*Aim of the task*: All of the data is to be printed exactly, though the images must be left off.

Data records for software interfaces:
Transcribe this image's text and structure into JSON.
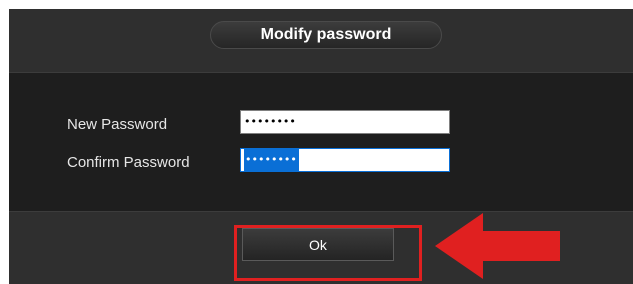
{
  "dialog": {
    "title": "Modify password"
  },
  "form": {
    "new_password": {
      "label": "New Password",
      "value": "••••••••"
    },
    "confirm_password": {
      "label": "Confirm Password",
      "value": "••••••••"
    }
  },
  "actions": {
    "ok_label": "Ok"
  },
  "annotation": {
    "highlight_color": "#e02020",
    "arrow_icon": "red-arrow-left-icon"
  }
}
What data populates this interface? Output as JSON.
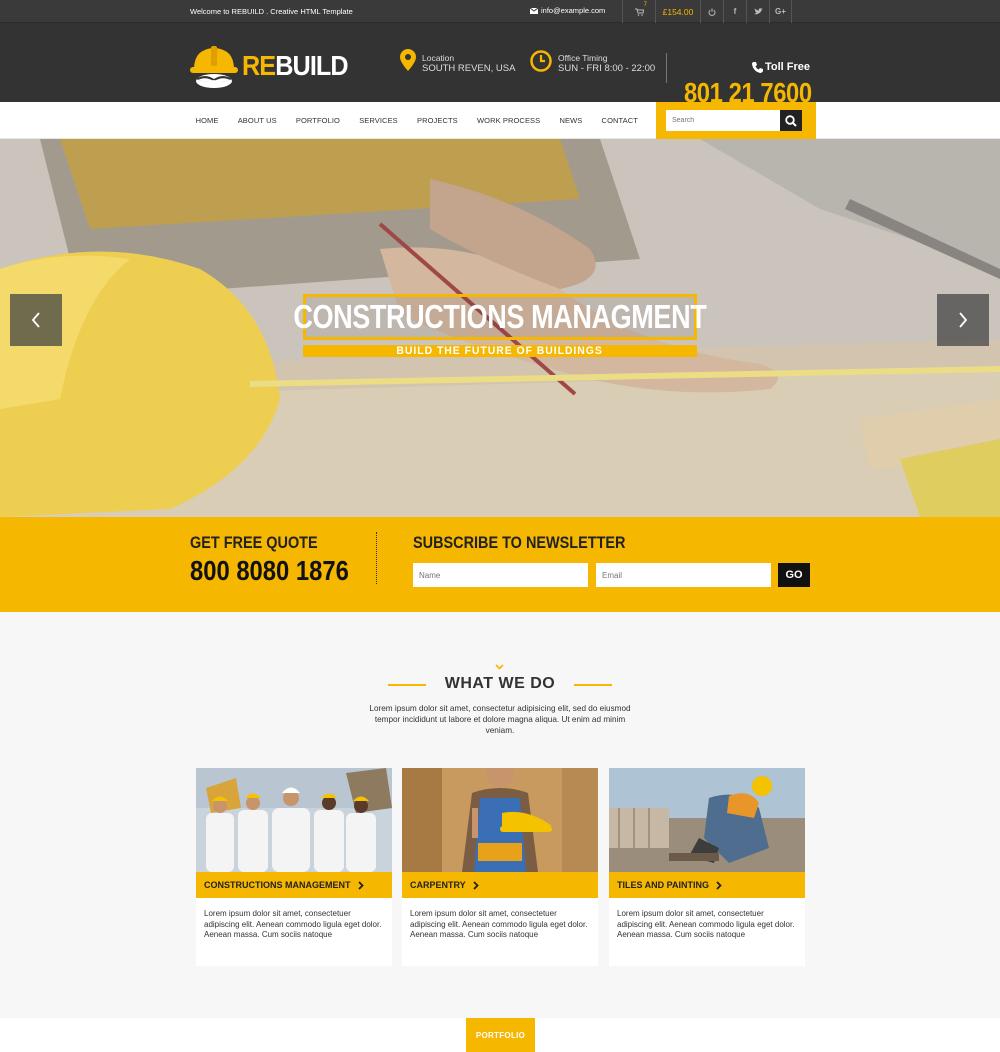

*Answer to the problem*:
Transcribe this image's text and structure into JSON.
{
  "dialog": {
    "title": "Modify password"
  },
  "form": {
    "new_password": {
      "label": "New Password",
      "value": "••••••••"
    },
    "confirm_password": {
      "label": "Confirm Password",
      "value": "••••••••"
    }
  },
  "actions": {
    "ok_label": "Ok"
  },
  "annotation": {
    "highlight_color": "#e02020",
    "arrow_icon": "red-arrow-left-icon"
  }
}
What data populates this interface? Output as JSON.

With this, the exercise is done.